The victim denied this and Miss Smith continued: “Why didn’t you leave the house after he told you he didn’t have a phone?”. She replied saying: “I couldn’t get up”.
Miss Smith asked: “Why didn’t you inform the police about the conversation about the landline? The defendant told you he didn’t have one, why is it a matter you have failed to mention? My problem is, you’re telling the court one thing and your statement says another. Can you explain why you failed to mention the conversation about the landline?”
The alleged victim had no answer.
“On two occasions in your statement you asked to use the telephone. Why didn’t you include his response that he didn’t have a phone?”
This question was asked twice. The alleged victim failed to give an answer.

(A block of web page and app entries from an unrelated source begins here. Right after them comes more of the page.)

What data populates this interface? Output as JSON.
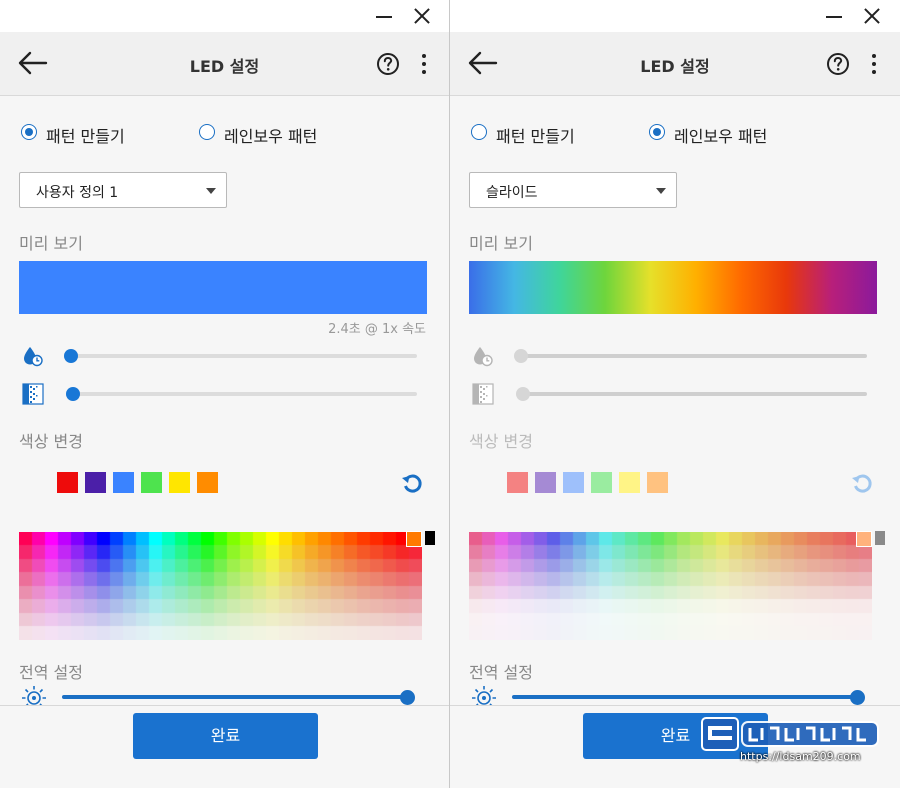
{
  "panels": [
    {
      "header": {
        "title": "LED 설정"
      },
      "pattern_options": [
        {
          "label": "패턴 만들기",
          "selected": true
        },
        {
          "label": "레인보우 패턴",
          "selected": false
        }
      ],
      "dropdown": {
        "value": "사용자 정의 1"
      },
      "preview": {
        "label": "미리 보기",
        "colors": [
          "#3a83ff"
        ],
        "speed_text": "2.4초 @ 1x 속도"
      },
      "sliders": [
        {
          "icon": "speed-drop-icon",
          "value": 0.0,
          "enabled": true
        },
        {
          "icon": "transition-icon",
          "value": 0.0,
          "enabled": true
        }
      ],
      "color_change": {
        "label": "색상 변경",
        "swatches": [
          "#ee0b0b",
          "#4b1fa8",
          "#3a83ff",
          "#4ee34e",
          "#ffe600",
          "#ff8c00"
        ],
        "enabled": true
      },
      "picker": {
        "selected_color": "#ff7a00",
        "secondary_color": "#000000",
        "enabled": true
      },
      "global": {
        "label": "전역 설정",
        "brightness": 1.0
      },
      "button": {
        "label": "완료"
      }
    },
    {
      "header": {
        "title": "LED 설정"
      },
      "pattern_options": [
        {
          "label": "패턴 만들기",
          "selected": false
        },
        {
          "label": "레인보우 패턴",
          "selected": true
        }
      ],
      "dropdown": {
        "value": "슬라이드"
      },
      "preview": {
        "label": "미리 보기",
        "colors": [
          "#3a6ee8",
          "#44b7e4",
          "#3fd59b",
          "#6ed53c",
          "#e6e02a",
          "#ffb000",
          "#ff6a00",
          "#e8380b",
          "#b81f7a",
          "#8b1a9c"
        ],
        "speed_text": ""
      },
      "sliders": [
        {
          "icon": "speed-drop-icon",
          "value": 0.0,
          "enabled": false
        },
        {
          "icon": "transition-icon",
          "value": 0.0,
          "enabled": false
        }
      ],
      "color_change": {
        "label": "색상 변경",
        "swatches": [
          "#f48282",
          "#a58ad4",
          "#9ec0fb",
          "#9aeca0",
          "#fff486",
          "#ffc280"
        ],
        "enabled": false
      },
      "picker": {
        "selected_color": "#ffb27c",
        "secondary_color": "#8a8a8a",
        "enabled": false
      },
      "global": {
        "label": "전역 설정",
        "brightness": 1.0
      },
      "button": {
        "label": "완료"
      }
    }
  ],
  "watermark": {
    "url": "https://ldsam209.com"
  },
  "colors": {
    "accent": "#1a72cf",
    "accent_dark": "#1877d6"
  }
}
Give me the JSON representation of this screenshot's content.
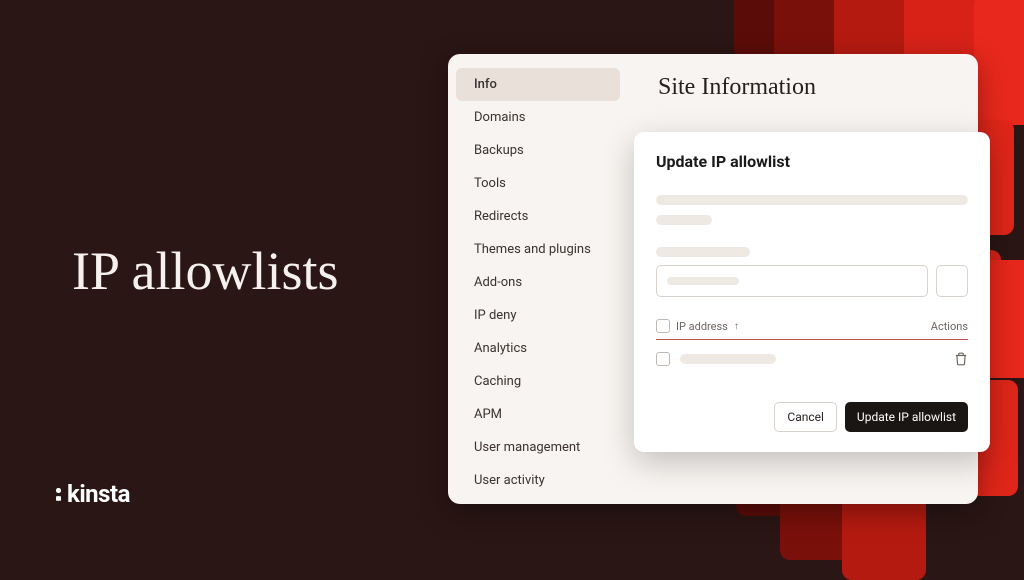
{
  "headline": "IP allowlists",
  "logo": "kinsta",
  "sidebar": {
    "items": [
      {
        "label": "Info",
        "active": true
      },
      {
        "label": "Domains"
      },
      {
        "label": "Backups"
      },
      {
        "label": "Tools"
      },
      {
        "label": "Redirects"
      },
      {
        "label": "Themes and plugins"
      },
      {
        "label": "Add-ons"
      },
      {
        "label": "IP deny"
      },
      {
        "label": "Analytics"
      },
      {
        "label": "Caching"
      },
      {
        "label": "APM"
      },
      {
        "label": "User management"
      },
      {
        "label": "User activity"
      }
    ]
  },
  "page_title": "Site Information",
  "modal": {
    "title": "Update IP allowlist",
    "table": {
      "col_ip": "IP address",
      "col_actions": "Actions"
    },
    "cancel": "Cancel",
    "submit": "Update IP allowlist"
  }
}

Miss Smith read her 999 call: “I went in to use his phone. He kissed me all over and said I’m the Monkton slut’. Why didn’t you tell 999 what happened?”
She replied: “I know what happened”.
Miss Smith said: “You have given different accounts. There is nothing in your statement about him calling you the Monkton slut. It’s inconsistent and isn’t in your statement because it didn’t happen. The defendant’s case is you came to speak about your children”.
The alleged victim screamed: “Leave my children out of this!”
Miss Smith continued saying: “He put his hands over your shoulder to comfort you,” and was cut off by the alleged victim shouting “He was putting his hand all over me”.
Miss Smith replied: “Was he? You’ve never said that before. You’ve previously said ‘he had his arms around me’. Where did he actually have his hands?”
Her reply was: “You’re female, you should know”.
There was a pause before Miss Smith continued: “’He had his arms around me and I couldn’t move’. Where on your body did he have his hands? This defendant has been charged with extremely serious offences and I need to establish exactly what happened. Had you been drinking May 23?”
The alleged victim denied this. Miss Smith asked: “Why were you refusing to give your name?”
Her reply was: “Because the coppers know me”.
Miss Smith said: “In the incident on May 25 you were on the phone and you had just put the receiver down, and you state ‘he was right behind me. He put his arms around my waist and said we’ve got to finish what we started’. You made no mention about the comments he made over the phone. Upon being asked by Miss Smith if she claims to have told Mr Colfer to ‘sod off’ with reference to the alleged incident on May 25, she said: “Yes. Any more language? Because I’ve got plenty” and later said “I am having enough of you!”
Prosecuting, David Weale read out Mr Colfer’s statement: “She came to my house about her children, and she was crying a lot saying she is not allowed to see her children. I put my arms around her and gave her a kiss on the lips and her cheek. It lit her up a bit. It put a smile back on her face. When a woman’s in distress you give them a cuddle, in a way she gave me permission. I couldn’t help her with her problem. She did not ask to use the landline, and she left around 10 or 15 minutes after the kiss. “I didn’t call her a slut. I saw her to the door and waved goodbye. I’m 78 years of age, I lost that long ago. In the second incident I didn’t see her that day. I got off the bus around 5pm and I walked past the phone box on the way home, and I did not see anyone.”
Miss Smith pointed out in her final submission that it is concerning that there were no other eye witnesses to back up her account of what happened May 25 and that her evidence falls short.
Magistrates found Mr Colfer not guilty, and told the court: “We do not believe beyond a reasonable doubt that a sexual assault took place on either occasion”.’